= Required work =
Without omission or alteration, write out all of the data.
Start of Task data
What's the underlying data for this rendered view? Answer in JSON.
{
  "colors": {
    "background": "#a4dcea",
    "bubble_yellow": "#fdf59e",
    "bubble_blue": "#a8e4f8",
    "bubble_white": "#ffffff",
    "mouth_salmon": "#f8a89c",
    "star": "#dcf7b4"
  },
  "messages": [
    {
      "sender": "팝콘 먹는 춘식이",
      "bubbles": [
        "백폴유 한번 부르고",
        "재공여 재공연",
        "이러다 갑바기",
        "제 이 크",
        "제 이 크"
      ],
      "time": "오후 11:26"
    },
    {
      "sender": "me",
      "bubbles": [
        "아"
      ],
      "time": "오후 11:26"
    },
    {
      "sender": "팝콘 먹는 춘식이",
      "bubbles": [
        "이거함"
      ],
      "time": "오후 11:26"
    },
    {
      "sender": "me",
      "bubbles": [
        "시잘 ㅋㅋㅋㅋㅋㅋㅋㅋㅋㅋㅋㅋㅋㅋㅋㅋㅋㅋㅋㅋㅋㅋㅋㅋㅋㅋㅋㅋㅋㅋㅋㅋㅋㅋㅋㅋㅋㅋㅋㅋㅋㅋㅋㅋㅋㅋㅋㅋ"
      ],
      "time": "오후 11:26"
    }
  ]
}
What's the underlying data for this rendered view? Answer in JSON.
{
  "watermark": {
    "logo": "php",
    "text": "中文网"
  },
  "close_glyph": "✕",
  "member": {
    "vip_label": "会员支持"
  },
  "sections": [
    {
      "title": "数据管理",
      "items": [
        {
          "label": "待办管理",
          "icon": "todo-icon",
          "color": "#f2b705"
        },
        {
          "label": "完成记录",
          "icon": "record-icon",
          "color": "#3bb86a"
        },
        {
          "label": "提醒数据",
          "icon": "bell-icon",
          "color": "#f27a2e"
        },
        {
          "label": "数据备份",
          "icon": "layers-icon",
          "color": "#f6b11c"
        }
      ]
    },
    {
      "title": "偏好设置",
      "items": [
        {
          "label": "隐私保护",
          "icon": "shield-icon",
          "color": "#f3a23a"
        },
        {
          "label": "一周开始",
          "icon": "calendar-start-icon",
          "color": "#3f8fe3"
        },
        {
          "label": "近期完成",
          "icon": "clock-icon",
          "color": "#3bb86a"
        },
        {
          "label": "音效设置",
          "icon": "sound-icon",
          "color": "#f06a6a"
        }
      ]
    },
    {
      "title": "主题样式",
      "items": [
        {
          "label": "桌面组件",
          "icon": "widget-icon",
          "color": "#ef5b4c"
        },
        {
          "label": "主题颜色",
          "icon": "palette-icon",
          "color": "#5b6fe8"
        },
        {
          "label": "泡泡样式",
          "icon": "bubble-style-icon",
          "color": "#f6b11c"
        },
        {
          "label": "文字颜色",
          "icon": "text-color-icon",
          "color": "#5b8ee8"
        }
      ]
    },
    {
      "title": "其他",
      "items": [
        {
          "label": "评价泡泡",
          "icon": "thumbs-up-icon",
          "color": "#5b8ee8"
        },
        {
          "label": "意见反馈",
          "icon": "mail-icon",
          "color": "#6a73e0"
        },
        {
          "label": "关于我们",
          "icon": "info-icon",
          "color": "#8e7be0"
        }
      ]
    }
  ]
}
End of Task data
= Output below =
What's the underlying data for this rendered view? Answer in JSON.
{
  "colors": {
    "background": "#a4dcea",
    "bubble_yellow": "#fdf59e",
    "bubble_blue": "#a8e4f8",
    "bubble_white": "#ffffff",
    "mouth_salmon": "#f8a89c",
    "star": "#dcf7b4"
  },
  "messages": [
    {
      "sender": "팝콘 먹는 춘식이",
      "bubbles": [
        "백폴유 한번 부르고",
        "재공여 재공연",
        "이러다 갑바기",
        "제 이 크",
        "제 이 크"
      ],
      "time": "오후 11:26"
    },
    {
      "sender": "me",
      "bubbles": [
        "아"
      ],
      "time": "오후 11:26"
    },
    {
      "sender": "팝콘 먹는 춘식이",
      "bubbles": [
        "이거함"
      ],
      "time": "오후 11:26"
    },
    {
      "sender": "me",
      "bubbles": [
        "시잘 ㅋㅋㅋㅋㅋㅋㅋㅋㅋㅋㅋㅋㅋㅋㅋㅋㅋㅋㅋㅋㅋㅋㅋㅋㅋㅋㅋㅋㅋㅋㅋㅋㅋㅋㅋㅋㅋㅋㅋㅋㅋㅋㅋㅋㅋㅋㅋㅋ"
      ],
      "time": "오후 11:26"
    }
  ]
}
What's the underlying data for this rendered view? Answer in JSON.
{
  "watermark": {
    "logo": "php",
    "text": "中文网"
  },
  "close_glyph": "✕",
  "member": {
    "vip_label": "会员支持"
  },
  "sections": [
    {
      "title": "数据管理",
      "items": [
        {
          "label": "待办管理",
          "icon": "todo-icon",
          "color": "#f2b705"
        },
        {
          "label": "完成记录",
          "icon": "record-icon",
          "color": "#3bb86a"
        },
        {
          "label": "提醒数据",
          "icon": "bell-icon",
          "color": "#f27a2e"
        },
        {
          "label": "数据备份",
          "icon": "layers-icon",
          "color": "#f6b11c"
        }
      ]
    },
    {
      "title": "偏好设置",
      "items": [
        {
          "label": "隐私保护",
          "icon": "shield-icon",
          "color": "#f3a23a"
        },
        {
          "label": "一周开始",
          "icon": "calendar-start-icon",
          "color": "#3f8fe3"
        },
        {
          "label": "近期完成",
          "icon": "clock-icon",
          "color": "#3bb86a"
        },
        {
          "label": "音效设置",
          "icon": "sound-icon",
          "color": "#f06a6a"
        }
      ]
    },
    {
      "title": "主题样式",
      "items": [
        {
          "label": "桌面组件",
          "icon": "widget-icon",
          "color": "#ef5b4c"
        },
        {
          "label": "主题颜色",
          "icon": "palette-icon",
          "color": "#5b6fe8"
        },
        {
          "label": "泡泡样式",
          "icon": "bubble-style-icon",
          "color": "#f6b11c"
        },
        {
          "label": "文字颜色",
          "icon": "text-color-icon",
          "color": "#5b8ee8"
        }
      ]
    },
    {
      "title": "其他",
      "items": [
        {
          "label": "评价泡泡",
          "icon": "thumbs-up-icon",
          "color": "#5b8ee8"
        },
        {
          "label": "意见反馈",
          "icon": "mail-icon",
          "color": "#6a73e0"
        },
        {
          "label": "关于我们",
          "icon": "info-icon",
          "color": "#8e7be0"
        }
      ]
    }
  ]
}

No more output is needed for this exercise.